POTSDAM -- SUNY Potsdam wilderness education students will climb Mount Azure with 50 pounds of rocks inside their backpacks to raise money for an expedition to Gila Wilderness in New Mexico.
The Azure expedition takes place this Sunday, May 4, where the students will attempt to climb the mountain as many times as possible in one day.
The SUNY Potsdam students have been preparing for the Mountain-A-Thon throughout the semester, by repeatedly climbing the eight flights of stairs in Raymond Hall with loaded packs. On Sunday, they will haul 50-pound loads of rocks multiple times up the one-mile trail, with a 1,000-foot elevation gain.
Ten students and faculty members will take part in Mountain-A-Thon. They have set a goal of each making a minimum of four trips to the summit of Azure, bringing a total of 200 pounds of rocks to the top, and completing eight miles of climbing and 4,000 feet of elevation gain. In sum total, the group hopes to carry more than 2,000 pounds of rocks to the summit in a day.
There will be a variety of pledge options for the fundraiser. Options range from 25 to 50 cents per pound of rock carried, or the "all or nothing" option of a $50 pledge for carrying 200 pounds to the summit in a day.
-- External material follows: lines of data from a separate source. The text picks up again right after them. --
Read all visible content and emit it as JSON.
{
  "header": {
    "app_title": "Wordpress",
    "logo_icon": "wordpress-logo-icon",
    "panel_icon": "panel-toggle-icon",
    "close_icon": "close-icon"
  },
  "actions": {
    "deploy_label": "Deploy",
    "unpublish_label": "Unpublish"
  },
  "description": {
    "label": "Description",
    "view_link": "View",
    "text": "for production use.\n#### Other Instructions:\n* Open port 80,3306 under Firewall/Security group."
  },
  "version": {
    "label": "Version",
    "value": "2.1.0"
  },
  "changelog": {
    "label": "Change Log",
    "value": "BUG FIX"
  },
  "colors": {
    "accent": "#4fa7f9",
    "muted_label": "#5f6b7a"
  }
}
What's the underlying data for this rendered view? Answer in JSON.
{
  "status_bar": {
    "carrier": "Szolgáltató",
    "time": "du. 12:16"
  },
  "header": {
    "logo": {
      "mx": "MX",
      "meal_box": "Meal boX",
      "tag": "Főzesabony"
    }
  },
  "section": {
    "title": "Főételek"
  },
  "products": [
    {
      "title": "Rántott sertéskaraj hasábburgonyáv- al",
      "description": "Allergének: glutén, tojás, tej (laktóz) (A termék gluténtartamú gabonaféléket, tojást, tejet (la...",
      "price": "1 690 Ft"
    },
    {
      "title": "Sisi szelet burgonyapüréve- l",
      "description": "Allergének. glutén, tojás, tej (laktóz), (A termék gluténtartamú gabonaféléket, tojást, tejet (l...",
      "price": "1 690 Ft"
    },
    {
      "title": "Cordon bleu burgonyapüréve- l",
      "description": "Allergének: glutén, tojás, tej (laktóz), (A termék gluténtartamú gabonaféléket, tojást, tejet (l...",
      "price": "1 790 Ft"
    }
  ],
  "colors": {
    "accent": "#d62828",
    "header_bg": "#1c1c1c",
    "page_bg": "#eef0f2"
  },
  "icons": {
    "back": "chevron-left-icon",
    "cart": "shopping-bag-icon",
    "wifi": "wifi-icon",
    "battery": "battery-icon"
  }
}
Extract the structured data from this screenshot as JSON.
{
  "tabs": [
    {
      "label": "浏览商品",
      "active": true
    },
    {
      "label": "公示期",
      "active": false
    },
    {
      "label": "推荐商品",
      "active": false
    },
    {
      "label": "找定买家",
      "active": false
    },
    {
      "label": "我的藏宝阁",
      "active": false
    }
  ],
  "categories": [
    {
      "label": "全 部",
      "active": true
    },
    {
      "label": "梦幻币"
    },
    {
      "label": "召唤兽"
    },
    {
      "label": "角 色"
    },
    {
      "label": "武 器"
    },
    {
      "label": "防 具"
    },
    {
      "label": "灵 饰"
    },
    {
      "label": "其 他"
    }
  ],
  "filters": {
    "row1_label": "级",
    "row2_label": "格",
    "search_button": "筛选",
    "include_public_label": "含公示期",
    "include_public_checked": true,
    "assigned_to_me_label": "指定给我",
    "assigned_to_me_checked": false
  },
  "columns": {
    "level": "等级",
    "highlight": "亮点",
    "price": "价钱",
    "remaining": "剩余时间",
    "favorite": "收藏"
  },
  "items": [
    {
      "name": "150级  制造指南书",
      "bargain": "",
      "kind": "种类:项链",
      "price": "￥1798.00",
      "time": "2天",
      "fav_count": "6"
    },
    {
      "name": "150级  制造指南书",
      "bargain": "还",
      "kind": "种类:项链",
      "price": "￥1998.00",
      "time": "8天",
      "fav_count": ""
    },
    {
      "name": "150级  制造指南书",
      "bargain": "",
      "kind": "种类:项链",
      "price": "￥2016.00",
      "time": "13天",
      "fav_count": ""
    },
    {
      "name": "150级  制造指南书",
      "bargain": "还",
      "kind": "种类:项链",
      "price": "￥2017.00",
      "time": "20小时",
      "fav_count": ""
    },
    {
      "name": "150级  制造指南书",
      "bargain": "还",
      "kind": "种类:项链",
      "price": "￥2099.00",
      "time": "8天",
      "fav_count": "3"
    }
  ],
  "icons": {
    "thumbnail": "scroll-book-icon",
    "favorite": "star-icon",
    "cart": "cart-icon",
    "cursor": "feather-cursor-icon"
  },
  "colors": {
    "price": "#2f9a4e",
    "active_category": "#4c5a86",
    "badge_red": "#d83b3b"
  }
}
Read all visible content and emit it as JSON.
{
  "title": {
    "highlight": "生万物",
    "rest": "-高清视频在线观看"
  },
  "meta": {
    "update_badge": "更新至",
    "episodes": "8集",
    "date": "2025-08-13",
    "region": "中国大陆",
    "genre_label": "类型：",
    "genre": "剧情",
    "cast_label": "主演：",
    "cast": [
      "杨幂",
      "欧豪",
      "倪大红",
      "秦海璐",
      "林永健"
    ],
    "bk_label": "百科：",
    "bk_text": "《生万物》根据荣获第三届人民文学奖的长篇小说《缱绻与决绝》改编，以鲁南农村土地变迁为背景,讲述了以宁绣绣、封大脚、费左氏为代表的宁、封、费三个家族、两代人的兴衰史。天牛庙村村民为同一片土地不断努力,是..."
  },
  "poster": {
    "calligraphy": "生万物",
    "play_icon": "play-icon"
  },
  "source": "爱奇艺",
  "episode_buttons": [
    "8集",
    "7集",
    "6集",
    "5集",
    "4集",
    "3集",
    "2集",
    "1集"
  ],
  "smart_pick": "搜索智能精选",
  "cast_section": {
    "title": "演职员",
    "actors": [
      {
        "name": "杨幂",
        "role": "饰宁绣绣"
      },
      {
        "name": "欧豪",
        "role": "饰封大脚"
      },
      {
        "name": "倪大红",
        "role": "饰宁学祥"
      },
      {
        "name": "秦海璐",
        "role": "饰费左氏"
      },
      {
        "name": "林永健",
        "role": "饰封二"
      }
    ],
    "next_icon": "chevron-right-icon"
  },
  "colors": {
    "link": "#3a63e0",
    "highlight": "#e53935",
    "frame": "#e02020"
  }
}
The challenge will closely mimic the rigors of the group's upcoming expedition to the 3.3 million-acre Gila Wilderness in New Mexico. The Gila covers eight mountain ranges, including the Mogollon range, which rises out of the Gila river canyons to mountain summit elevations of over 10,000 feet. The expedition to this remote area will be resupplied via pack stock halfway through the 20-day expedition. A typical day in the Gila will involve up to several thousand feet of elevation gain, while carrying backpacks over rugged terrain that has been recently ravaged by floods and fires, and will at times lack a trail.
The event will serve multiple purposes. Students will not only raise funds and train their bodies and minds for their expedition through the Gila Wilderness in New Mexico -- they will also help with erosion control at the summit of the Adirondack peak.
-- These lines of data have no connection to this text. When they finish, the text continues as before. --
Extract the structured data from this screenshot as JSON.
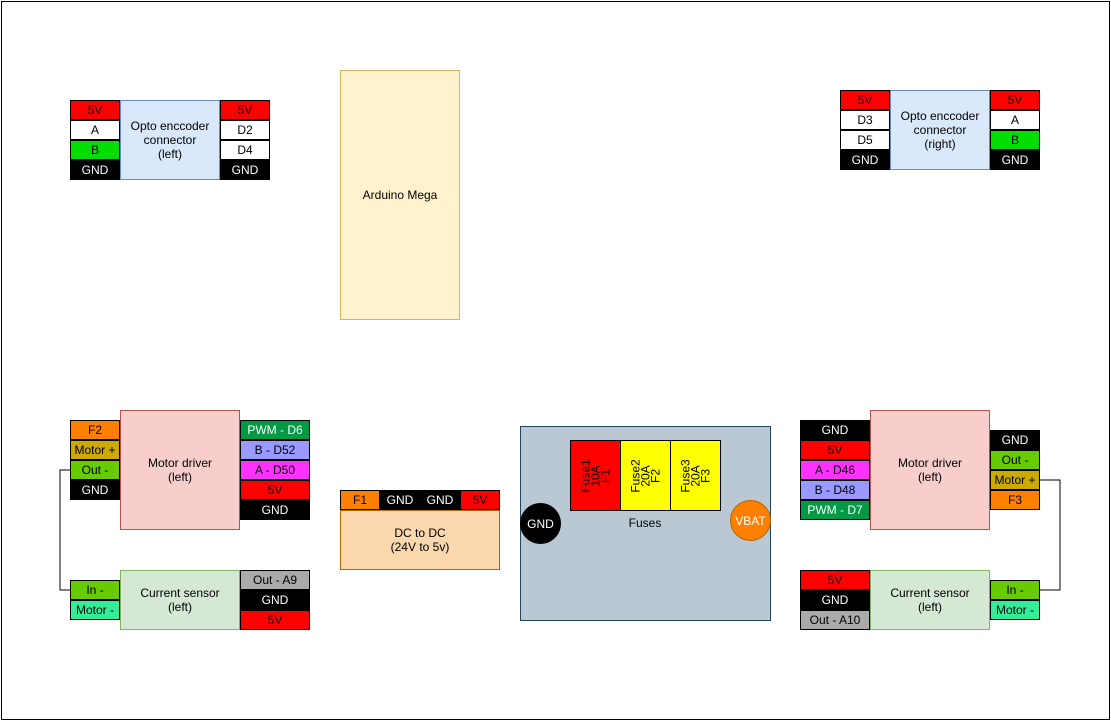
{
  "colors": {
    "red": "#ff0000",
    "white": "#ffffff",
    "green": "#00dd00",
    "black": "#000000",
    "orange": "#ff8000",
    "lime": "#66cc00",
    "gold": "#ccaa00",
    "pwm_green": "#009a44",
    "blue": "#9999ff",
    "magenta": "#ff33ff",
    "teal": "#33ee99",
    "gray": "#aaaaaa",
    "yellow": "#ffff00",
    "light_blue": "#dae8fc",
    "light_red": "#f8cecc",
    "light_green": "#d5e8d4",
    "light_yellow": "#fff2cc",
    "peach": "#fad7ac",
    "slate": "#bac8d3"
  },
  "opto_left": {
    "label": "Opto enccoder\nconnector\n(left)",
    "left_pins": [
      "5V",
      "A",
      "B",
      "GND"
    ],
    "right_pins": [
      "5V",
      "D2",
      "D4",
      "GND"
    ]
  },
  "opto_right": {
    "label": "Opto enccoder\nconnector\n(right)",
    "left_pins": [
      "5V",
      "D3",
      "D5",
      "GND"
    ],
    "right_pins": [
      "5V",
      "A",
      "B",
      "GND"
    ]
  },
  "arduino": {
    "label": "Arduino Mega"
  },
  "motor_driver_left": {
    "label": "Motor driver\n(left)",
    "left_pins": [
      "F2",
      "Motor +",
      "Out -",
      "GND"
    ],
    "right_pins": [
      "PWM - D6",
      "B - D52",
      "A - D50",
      "5V",
      "GND"
    ]
  },
  "current_sensor_left": {
    "label": "Current sensor\n(left)",
    "left_pins": [
      "In -",
      "Motor -"
    ],
    "right_pins": [
      "Out - A9",
      "GND",
      "5V"
    ]
  },
  "dc_dc": {
    "label": "DC to DC\n(24V to 5v)",
    "pins": [
      "F1",
      "GND",
      "GND",
      "5V"
    ]
  },
  "fuses": {
    "label": "Fuses",
    "items": [
      "Fuse1\n10A\nF1",
      "Fuse2\n20A\nF2",
      "Fuse3\n20A\nF3"
    ],
    "gnd": "GND",
    "vbat": "VBAT"
  },
  "motor_driver_right": {
    "label": "Motor driver\n(left)",
    "left_pins": [
      "GND",
      "5V",
      "A - D46",
      "B - D48",
      "PWM - D7"
    ],
    "right_pins": [
      "GND",
      "Out -",
      "Motor +",
      "F3"
    ]
  },
  "current_sensor_right": {
    "label": "Current sensor\n(left)",
    "left_pins": [
      "5V",
      "GND",
      "Out - A10"
    ],
    "right_pins": [
      "In -",
      "Motor -"
    ]
  }
}
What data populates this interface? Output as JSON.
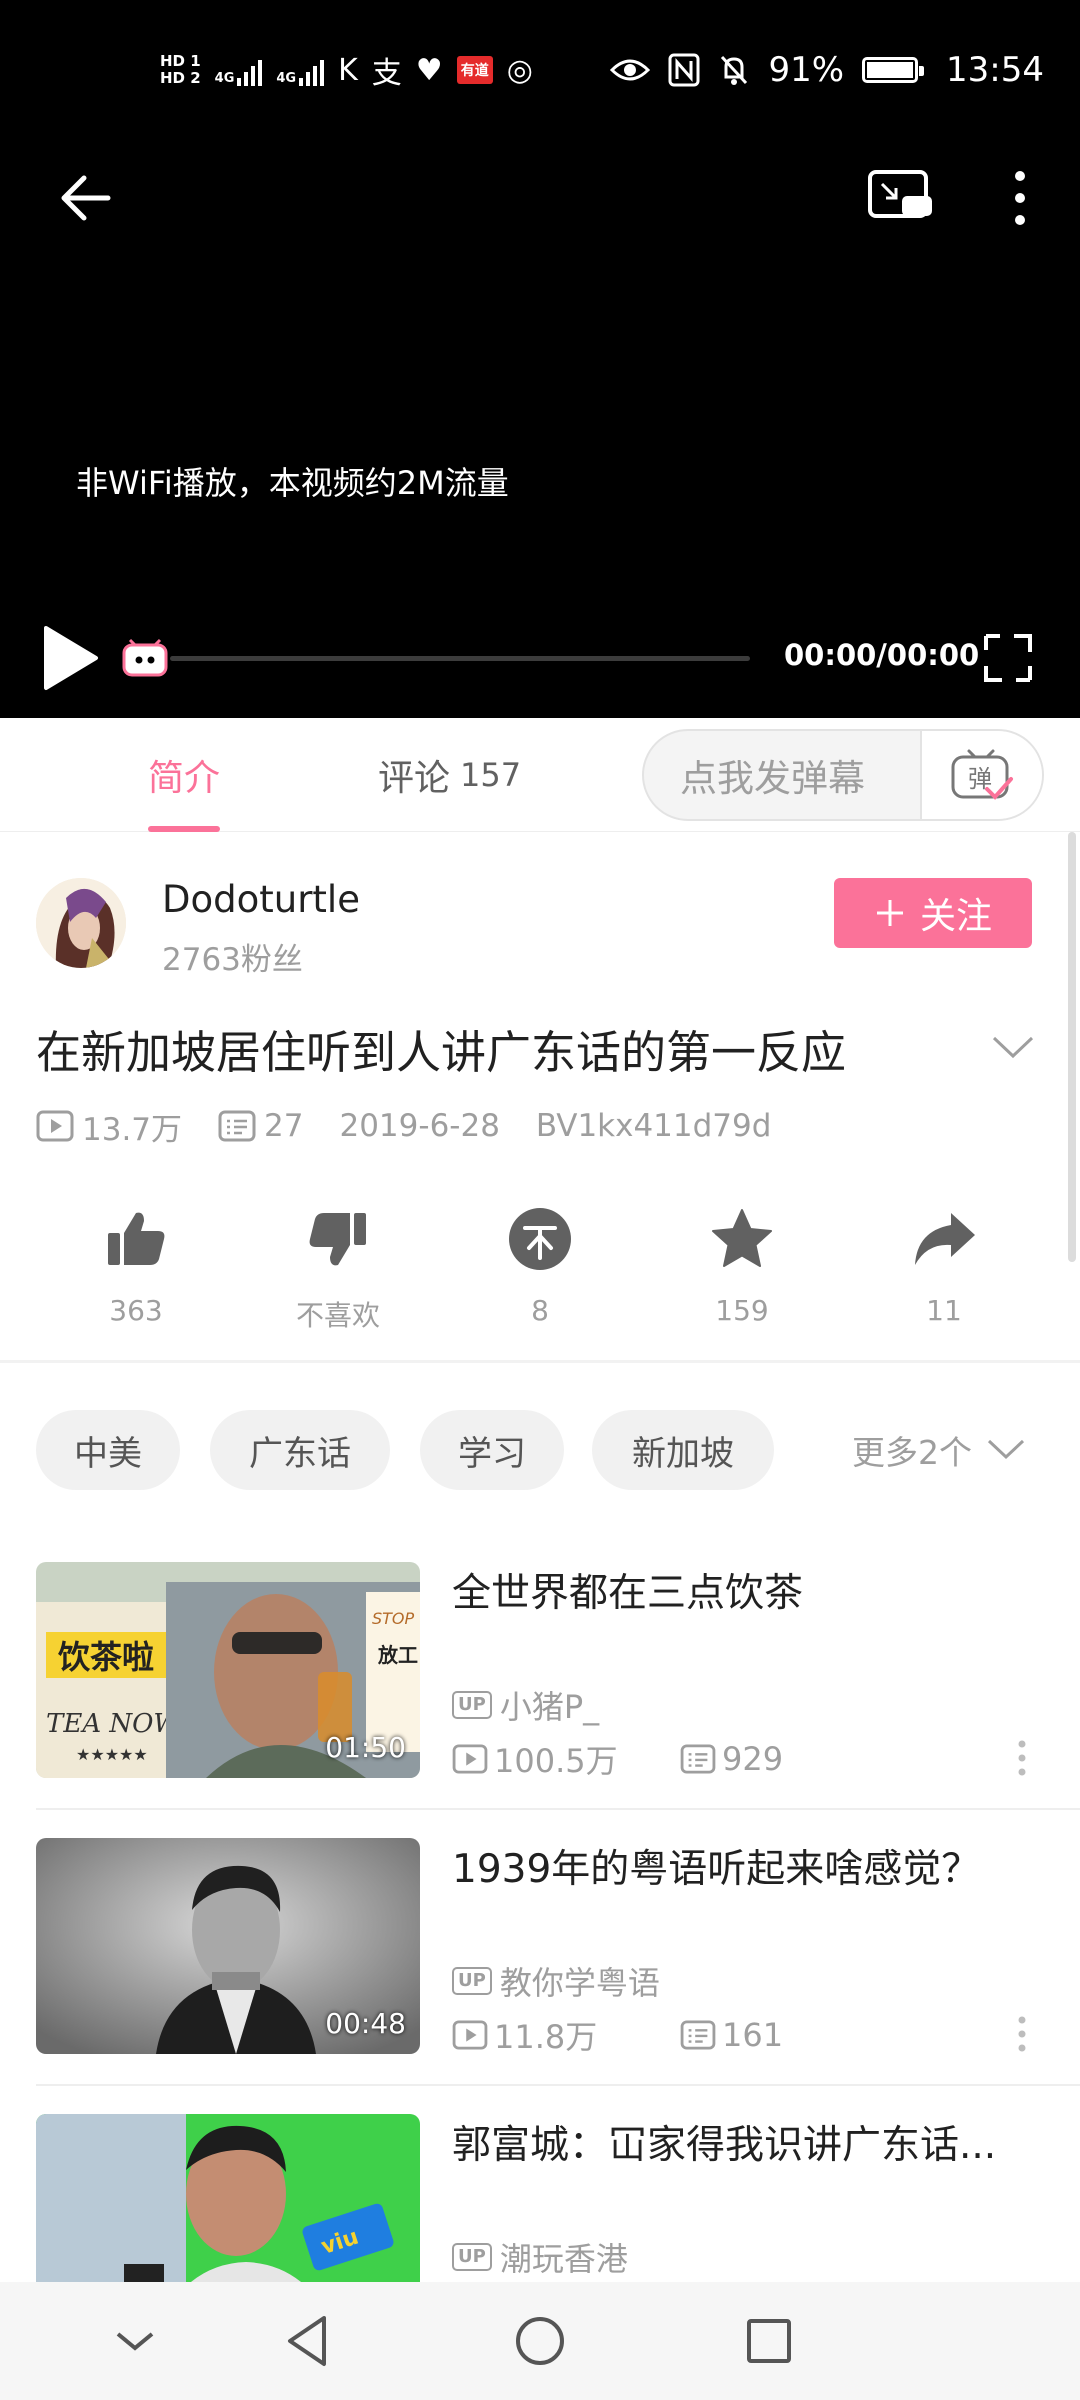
{
  "status_bar": {
    "hd1": "HD 1",
    "hd2": "HD 2",
    "network1": "4G",
    "network2": "4G",
    "notif_tag": "有道",
    "battery_percent": "91%",
    "battery_level": 0.91,
    "time": "13:54"
  },
  "player": {
    "notice": "非WiFi播放，本视频约2M流量",
    "time": "00:00/00:00",
    "progress": 0
  },
  "tabs": {
    "intro": "简介",
    "comments": "评论",
    "comments_count": "157",
    "danmaku_placeholder": "点我发弹幕",
    "danmaku_button": "弹"
  },
  "uploader": {
    "name": "Dodoturtle",
    "fans": "2763粉丝",
    "follow": "关注"
  },
  "video": {
    "title": "在新加坡居住听到人讲广东话的第一反应",
    "views": "13.7万",
    "danmaku": "27",
    "date": "2019-6-28",
    "bvid": "BV1kx411d79d"
  },
  "actions": [
    {
      "icon": "thumbs-up-icon",
      "label": "363"
    },
    {
      "icon": "thumbs-down-icon",
      "label": "不喜欢"
    },
    {
      "icon": "coin-icon",
      "label": "8"
    },
    {
      "icon": "star-icon",
      "label": "159"
    },
    {
      "icon": "share-icon",
      "label": "11"
    }
  ],
  "tags": [
    "中美",
    "广东话",
    "学习",
    "新加坡"
  ],
  "more_tags": "更多2个",
  "related": [
    {
      "title": "全世界都在三点饮茶",
      "uploader": "小猪P_",
      "views": "100.5万",
      "danmaku": "929",
      "duration": "01:50",
      "thumb_text1": "饮茶啦",
      "thumb_text2": "TEA NOW",
      "thumb_text3": "STOP",
      "thumb_text4": "放工"
    },
    {
      "title": "1939年的粤语听起来啥感觉？",
      "uploader": "教你学粤语",
      "views": "11.8万",
      "danmaku": "161",
      "duration": "00:48"
    },
    {
      "title": "郭富城：冚家得我识讲广东话...",
      "uploader": "潮玩香港"
    }
  ],
  "up_badge": "UP",
  "colors": {
    "accent": "#fb7299",
    "player_bg": "#000000",
    "meta_gray": "#9e9e9e"
  }
}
The Friends of Mount Azure have for years maintained a pile of rocks at the base of the mountain, so that hikers can carry up loads to help with erosion control at the summit. The group also leads stewardship for the fire tower and trail.
For more information, contact Mark Simon at email@example.com.